Rachel happens to be our one and only summer jazz camp student this year and, accompanied by her mother, she came to the Jazz Club to sit in on piano during the jamming set just before the guest band took over. Rachel is a 15 year old in the 9th grade at Hueneme High School. When she was seated at the piano I asked her what she would like to play and, after what seemed to be a bit of indecision, she decided on "Green Dolphin Street". What a great choice! It set the tone for the kind of
jazz music Rachel was about to "lay" on us! She followed that with Miles Davis' "Freddy Freeloader" and then the timeless standard, "Tangerine". She grabbed the attention of our Jazz Club crowd with her first offering and held them "raptly" throughout the balance of her sophisticated performance.

I think that everyone in attendance was amazed and thrilled with the sophistication and the emotional maturity and impact of Rachel's playing, the likes of which is very rarely heard at our Jazz Club meetings or anywhere else. But as remarkable as Rachel's talent is, the impact is about doubled when you understand that Rachel is blind and has been from birth! Rachel's mom, Jeanie Flowers, furnished us the following information about Rachel:

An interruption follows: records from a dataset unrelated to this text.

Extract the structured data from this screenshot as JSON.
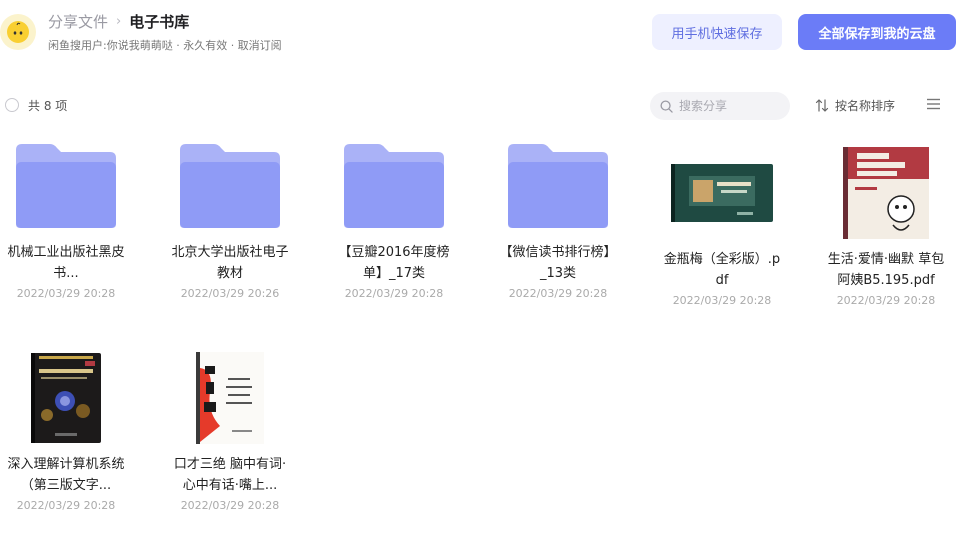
{
  "header": {
    "breadcrumb_root": "分享文件",
    "breadcrumb_sep": "›",
    "breadcrumb_current": "电子书库",
    "subline": "闲鱼搜用户:你说我萌萌哒 · 永久有效 · 取消订阅",
    "btn_phone_save": "用手机快速保存",
    "btn_save_all": "全部保存到我的云盘"
  },
  "toolbar": {
    "count": "共 8 项",
    "search_placeholder": "搜索分享",
    "sort_label": "按名称排序"
  },
  "colors": {
    "accent": "#6b7cf7",
    "folder_front": "#8f9bf6",
    "folder_back": "#aab2f7"
  },
  "files": [
    {
      "name": "机械工业出版社黑皮书...",
      "date": "2022/03/29 20:28",
      "type": "folder"
    },
    {
      "name": "北京大学出版社电子教材",
      "date": "2022/03/29 20:26",
      "type": "folder"
    },
    {
      "name": "【豆瓣2016年度榜单】_17类",
      "date": "2022/03/29 20:28",
      "type": "folder"
    },
    {
      "name": "【微信读书排行榜】_13类",
      "date": "2022/03/29 20:28",
      "type": "folder"
    },
    {
      "name": "金瓶梅（全彩版）.pdf",
      "date": "2022/03/29 20:28",
      "type": "book-jinpingmei"
    },
    {
      "name": "生活·爱情·幽默 草包阿姨B5.195.pdf",
      "date": "2022/03/29 20:28",
      "type": "book-humour"
    },
    {
      "name": "深入理解计算机系统（第三版文字...",
      "date": "2022/03/29 20:28",
      "type": "book-csapp"
    },
    {
      "name": "口才三绝 脑中有词·心中有话·嘴上...",
      "date": "2022/03/29 20:28",
      "type": "book-koucai"
    }
  ]
}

She started playing piano at two, became a So. Cal Conservatory of Music student at four. Through SCCM she learned to read Braille Music Code, learned music theory and history and keyboard techniques aimed at the blind pianist. Also at SCCM she learned to use the computer for composing, arranging, sequencing and recording music. (Lack of funding has shut down the SCCM Braille Music Division, unfortunately, shutting off this resource for Rachael and other blind musicians.) Rachel started playing flute at 10 and is now quite accomplished on that instrument and she dabbles with many other musical instruments, finding her way around them on her own. She has an affiliation with the Thelonious Monk Institute of Jazz as a result of her studies at SCCM and through the Monk Institute she was asked to perform at a dinner honoring Herbie Hancock. (Both Hancock and Monk have been subjects of earlier articles in "Jazz News ".) At that dinner she met Herbie, Quincy Jones, Wayne Shorter, Clark Terry and Hubert Laws - a noted jazz flute player.

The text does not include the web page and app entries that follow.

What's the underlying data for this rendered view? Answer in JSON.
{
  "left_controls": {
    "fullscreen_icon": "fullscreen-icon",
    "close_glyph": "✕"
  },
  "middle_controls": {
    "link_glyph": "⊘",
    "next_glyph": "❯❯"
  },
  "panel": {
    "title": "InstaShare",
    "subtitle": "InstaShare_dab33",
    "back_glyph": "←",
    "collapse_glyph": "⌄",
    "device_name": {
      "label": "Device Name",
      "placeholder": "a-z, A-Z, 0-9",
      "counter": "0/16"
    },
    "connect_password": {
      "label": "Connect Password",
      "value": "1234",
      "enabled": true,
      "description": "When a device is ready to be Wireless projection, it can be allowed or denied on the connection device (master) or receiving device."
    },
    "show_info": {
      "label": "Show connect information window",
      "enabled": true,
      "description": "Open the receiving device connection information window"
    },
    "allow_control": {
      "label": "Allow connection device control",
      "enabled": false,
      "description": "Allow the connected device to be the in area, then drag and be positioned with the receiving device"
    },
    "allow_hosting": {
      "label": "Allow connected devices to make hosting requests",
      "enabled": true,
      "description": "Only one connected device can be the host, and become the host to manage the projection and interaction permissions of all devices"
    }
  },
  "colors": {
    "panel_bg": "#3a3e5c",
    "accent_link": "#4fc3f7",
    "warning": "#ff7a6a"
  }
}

Please, everyone, do this; visit Rachel Flowers' website at:
~ Bob Gaston

Jim Holbrook has gotten some feed-back about Rachel Flowers, our Jazz Camp student for 2009 via an e-mail from her mother, Jeanie. Rachel got home on Sunday, August 2nd. The kids did concerts every night and Rachel brought home a CD of those songs. Jeanie intends to get the names of all the kids in Rachel's band (which they called "Owls in the Shower"), and she says the CD is really great - amazing, she says.  Rachel and her mother will work on a more detailed write-up about the Jazz Camp experience that we will include in a future edition of our Newsletter. This week Rachel is engaged in a band camp at Hueneme High School, a busy girl!

It's the gifted, young teenage pianist, Rachel Flowers, and her proud and supportive mom right there wearing an ear-to-ear smile with camera perched high to catch every precious moment of her child's per- (Cont'd - Page 10)

Back Yard Jam Session By Jim Holbrook

On Sunday, August 30th Jess and I were pleased to be able to host for the entertainment and enjoyment of a group of friends and neighbors, in the park like setting of our back yard, a quartet playing some great, very cool jazz.

This very talented group of musicians included, on keyboard, Rachel Flowers, the young lady sponsored by our Jazz Club to the Sacramento Youth Jazz Camp this summer, and on guitar was another of our recent Jazz Camp students, Wesley Bakewell. Playing along with these two fine young musi~ cians and helping to show them the way were two "old pros" who we all know and admire; Jim Wade on string bass and Bert Alton on drums. (Yes I said drums, not banjo!)

What a superb job of playing some outstanding jazz.

Copyright Channel Cities Jazz Club Ⓒ 2023